→ Page and application data records
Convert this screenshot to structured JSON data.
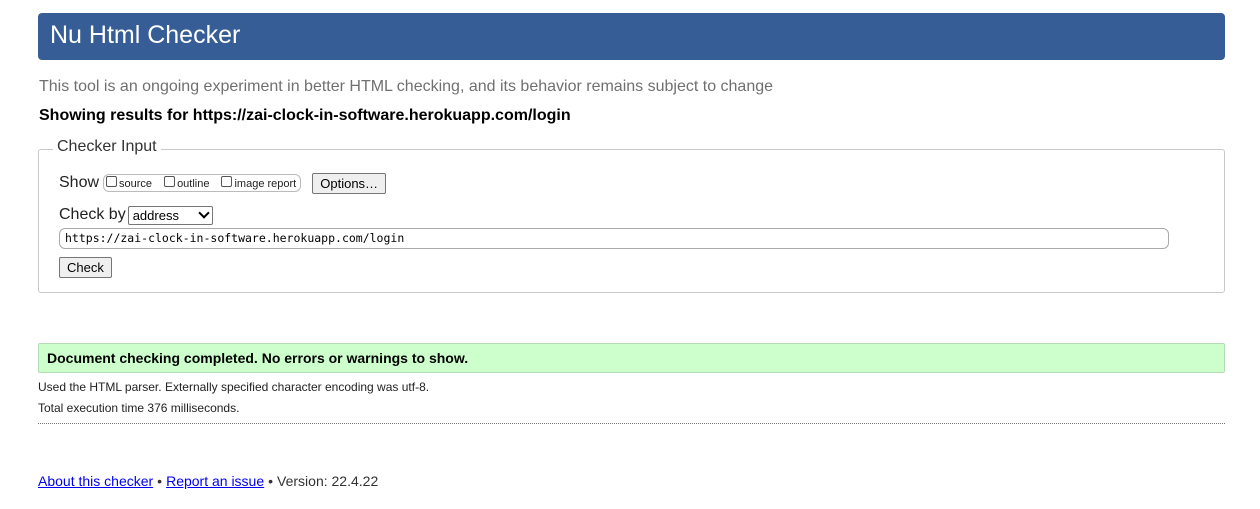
{
  "header": {
    "title": "Nu Html Checker"
  },
  "tagline": "This tool is an ongoing experiment in better HTML checking, and its behavior remains subject to change",
  "results_heading": "Showing results for https://zai-clock-in-software.herokuapp.com/login",
  "checker_input": {
    "legend": "Checker Input",
    "show_label": "Show",
    "show_options": [
      {
        "label": "source",
        "checked": false
      },
      {
        "label": "outline",
        "checked": false
      },
      {
        "label": "image report",
        "checked": false
      }
    ],
    "options_button": "Options…",
    "check_by_label": "Check by",
    "check_by_value": "address",
    "url_value": "https://zai-clock-in-software.herokuapp.com/login",
    "check_button": "Check"
  },
  "result": {
    "success_message": "Document checking completed. No errors or warnings to show.",
    "parser_note": "Used the HTML parser. Externally specified character encoding was utf-8.",
    "execution_time": "Total execution time 376 milliseconds."
  },
  "footer": {
    "about_link": "About this checker",
    "separator": "•",
    "report_link": "Report an issue",
    "version": "Version: 22.4.22"
  },
  "colors": {
    "header_bg": "#365d95",
    "success_bg": "#ccffcc",
    "link": "#0000ee"
  }
}
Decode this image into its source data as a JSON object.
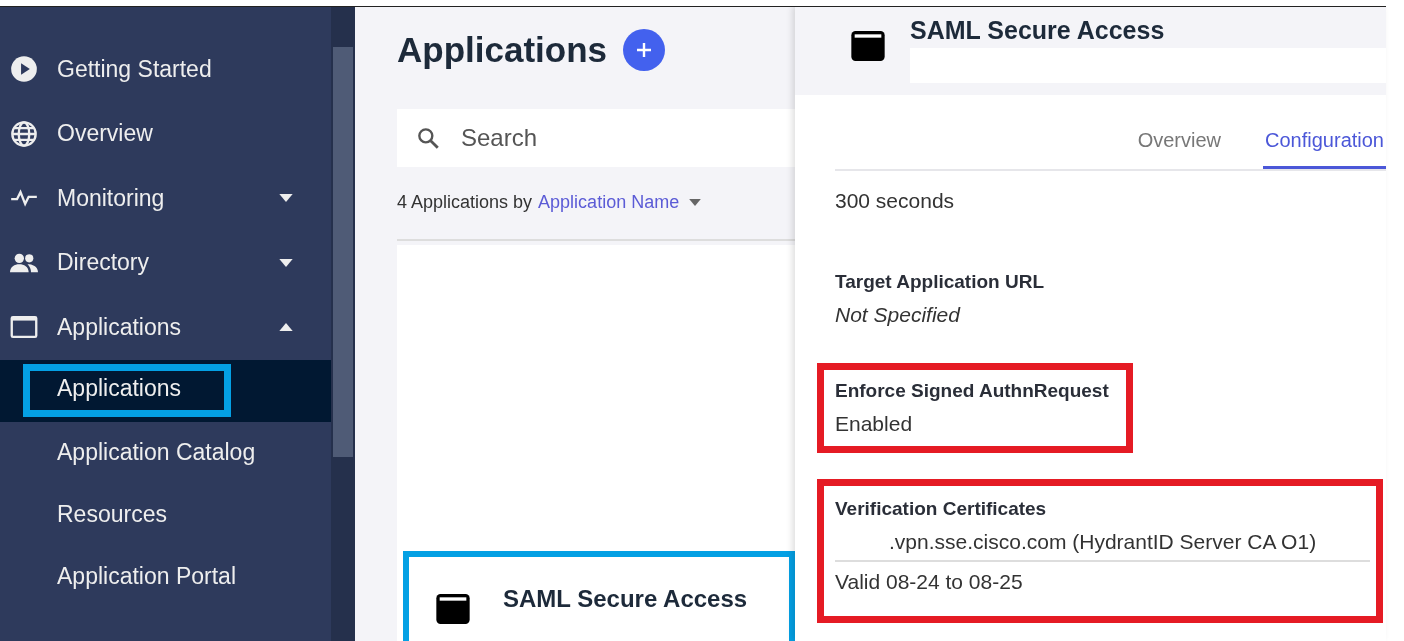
{
  "sidebar": {
    "items": [
      {
        "kind": "section",
        "label": "Getting Started"
      },
      {
        "kind": "section",
        "label": "Overview"
      },
      {
        "kind": "section",
        "label": "Monitoring",
        "expanded": false
      },
      {
        "kind": "section",
        "label": "Directory",
        "expanded": false
      },
      {
        "kind": "section",
        "label": "Applications",
        "expanded": true
      },
      {
        "kind": "subitem",
        "label": "Applications",
        "selected": true,
        "highlighted": true
      },
      {
        "kind": "subitem",
        "label": "Application Catalog",
        "selected": false,
        "highlighted": false
      },
      {
        "kind": "subitem",
        "label": "Resources",
        "selected": false,
        "highlighted": false
      },
      {
        "kind": "subitem",
        "label": "Application Portal",
        "selected": false,
        "highlighted": false
      }
    ]
  },
  "applications": {
    "title": "Applications",
    "search": {
      "placeholder": "Search"
    },
    "count_text": "4 Applications by",
    "sort_by": "Application Name",
    "cards": [
      {
        "name": "SAML Secure Access",
        "highlighted": true
      }
    ]
  },
  "detail": {
    "title": "SAML Secure Access",
    "tabs": [
      {
        "label": "Overview",
        "selected": false
      },
      {
        "label": "Configuration",
        "selected": true
      }
    ],
    "fields": [
      {
        "value": "300 seconds",
        "italic": false,
        "highlighted": false
      },
      {
        "label": "Target Application URL",
        "value": "Not Specified",
        "italic": true,
        "highlighted": false
      },
      {
        "label": "Enforce Signed AuthnRequest",
        "value": "Enabled",
        "italic": false,
        "highlighted": true
      },
      {
        "label": "Verification Certificates",
        "value": ".vpn.sse.cisco.com (HydrantID Server CA O1)",
        "note": "Valid 08-24 to 08-25",
        "italic": false,
        "highlighted": true
      }
    ]
  }
}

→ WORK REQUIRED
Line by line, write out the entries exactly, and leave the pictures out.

→ WORKED SOLUTION
Convert this screenshot to structured JSON data.
{
  "header": {
    "title": "Nu Html Checker"
  },
  "tagline": "This tool is an ongoing experiment in better HTML checking, and its behavior remains subject to change",
  "results_heading": "Showing results for https://zai-clock-in-software.herokuapp.com/login",
  "checker_input": {
    "legend": "Checker Input",
    "show_label": "Show",
    "show_options": [
      {
        "label": "source",
        "checked": false
      },
      {
        "label": "outline",
        "checked": false
      },
      {
        "label": "image report",
        "checked": false
      }
    ],
    "options_button": "Options…",
    "check_by_label": "Check by",
    "check_by_value": "address",
    "url_value": "https://zai-clock-in-software.herokuapp.com/login",
    "check_button": "Check"
  },
  "result": {
    "success_message": "Document checking completed. No errors or warnings to show.",
    "parser_note": "Used the HTML parser. Externally specified character encoding was utf-8.",
    "execution_time": "Total execution time 376 milliseconds."
  },
  "footer": {
    "about_link": "About this checker",
    "separator": "•",
    "report_link": "Report an issue",
    "version": "Version: 22.4.22"
  },
  "colors": {
    "header_bg": "#365d95",
    "success_bg": "#ccffcc",
    "link": "#0000ee"
  }
}
Decode this image into its source data as a JSON object.
{
  "sidebar": {
    "items": [
      {
        "kind": "section",
        "label": "Getting Started"
      },
      {
        "kind": "section",
        "label": "Overview"
      },
      {
        "kind": "section",
        "label": "Monitoring",
        "expanded": false
      },
      {
        "kind": "section",
        "label": "Directory",
        "expanded": false
      },
      {
        "kind": "section",
        "label": "Applications",
        "expanded": true
      },
      {
        "kind": "subitem",
        "label": "Applications",
        "selected": true,
        "highlighted": true
      },
      {
        "kind": "subitem",
        "label": "Application Catalog",
        "selected": false,
        "highlighted": false
      },
      {
        "kind": "subitem",
        "label": "Resources",
        "selected": false,
        "highlighted": false
      },
      {
        "kind": "subitem",
        "label": "Application Portal",
        "selected": false,
        "highlighted": false
      }
    ]
  },
  "applications": {
    "title": "Applications",
    "search": {
      "placeholder": "Search"
    },
    "count_text": "4 Applications by",
    "sort_by": "Application Name",
    "cards": [
      {
        "name": "SAML Secure Access",
        "highlighted": true
      }
    ]
  },
  "detail": {
    "title": "SAML Secure Access",
    "tabs": [
      {
        "label": "Overview",
        "selected": false
      },
      {
        "label": "Configuration",
        "selected": true
      }
    ],
    "fields": [
      {
        "value": "300 seconds",
        "italic": false,
        "highlighted": false
      },
      {
        "label": "Target Application URL",
        "value": "Not Specified",
        "italic": true,
        "highlighted": false
      },
      {
        "label": "Enforce Signed AuthnRequest",
        "value": "Enabled",
        "italic": false,
        "highlighted": true
      },
      {
        "label": "Verification Certificates",
        "value": ".vpn.sse.cisco.com (HydrantID Server CA O1)",
        "note": "Valid 08-24 to 08-25",
        "italic": false,
        "highlighted": true
      }
    ]
  }
}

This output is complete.